“La vie en rose” taken to a whole new level. Trees looking like candyfloss, Paul Hoi invites us to come and play in his pink Candy-Zealand. Using an infrared camera, he enchants us with his dreamy, psychedelic images where the existence of time has vanished into a moment of infinity.
« I wanted to do a road trip somewhere in the world with diverse climates where I could spend a couple of weeks dedicating myself to a creative project. I wanted to take on the challenge of shooting frequently photographed locations with a new approach, but a place that also provides the option of remote spaces. South Island, in particular, provided beautiful options for both of these needs. I was drawn to the idea of infrared photography because I like the idea of revealing the otherworldly fringes of an otherwise familiar landscape. »
How did you develop these images talking about camera gear and post-processing?

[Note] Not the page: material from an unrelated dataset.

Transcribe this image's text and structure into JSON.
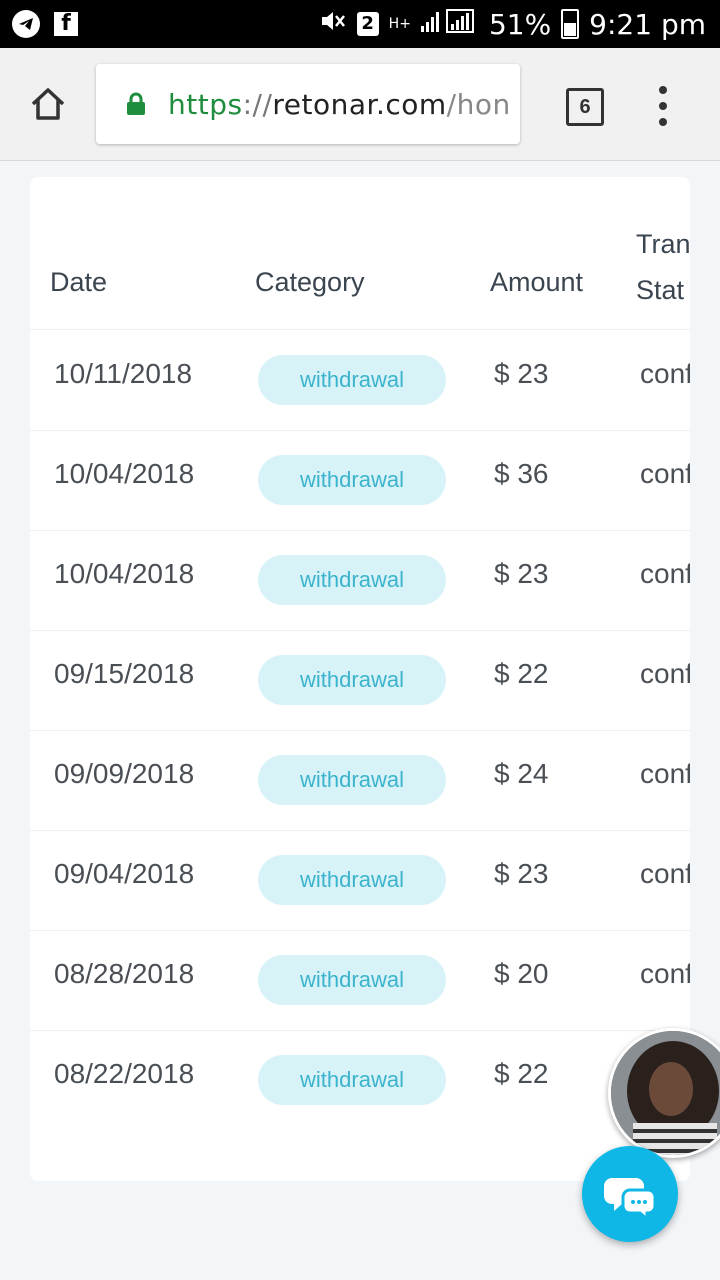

The images were shot with a mirrorless camera converted for full spectrum infrared, and I tried to shoot most of my images midday, as it typically gave the best results. I then edited down the images to about 30 photos, and the processing and editing begin there - each image varied, but I wanted to focus on having the pink and red tones as the main visual cues that run throughout the series.
Analog or digital?
I think people should use what serves their vision the best. I think there are interesting possibilities that overlap both approaches — digitally editing analog techniques, for example, or the reverse, like Michael Wolf’s project of using a large format camera to photograph Google Street View on a computer monitor.
What was the trigger that got you into photography?
I drew nonstop growing up, and having a small point-and-shoot felt like instant drawing - it felt like fun exercises compositional design. This obviously evolved tremendously as my understanding and techniques grew.
Do you think social media is a big influence in today’s world of photography and what are the pros and cons?
Of course. I’ve found lots of photographers on IG, for instance, and it’s been convenient sharing work on platforms on social media, where images can gain traction beyond the niche of photographers on platforms like Flickr, for instance. I also think it’s great that it’s encouraging tons of people who wouldn’t have thought about taking up a camera to do so.
This is the pro. I think an effect of that - and I don’t think this is a necessarily a con - is saturation and shorter attention span on the part of the viewer, which encourage a different type of in-your-face, poppy photography that looks good on a small screen or on a grid. I say that this isn’t a bad thing because if you’re looking for a certain type of images, you will seek it out in different ways. And if this gives rise to a genre of photography that you are no interested in, then people will just have to do something different that stands out. And the fringe of people, the most interesting ones, always do.
Tell us one thing you would have liked to know when you started as a photographer?
It’s important to shoot a lot when you begin just to get the muscle memory of shooting, but once you’re beyond that point, it is okay to not shoot obsessively every day. Shoot when inspiration comes to you, and feel free to engage in other forms of art in the meantime — they’ll find ways to inform your photography when the time is right to pick up a camera again. I shoot probably four or five times a year at most. Also, pick subjects that you’re interested in to photograph - that is more important than anything, far more than the technical mastery of a camera. The most interesting photographers have other passions, and cameras are typically a mean to document those other passions along the way. For me, this is solitary travel and remote landscapes.
Which song would you accompany with this series?
I don’t really have one in particular, but Tycho - Awake has been a recurring song I play a lot during my solo trips.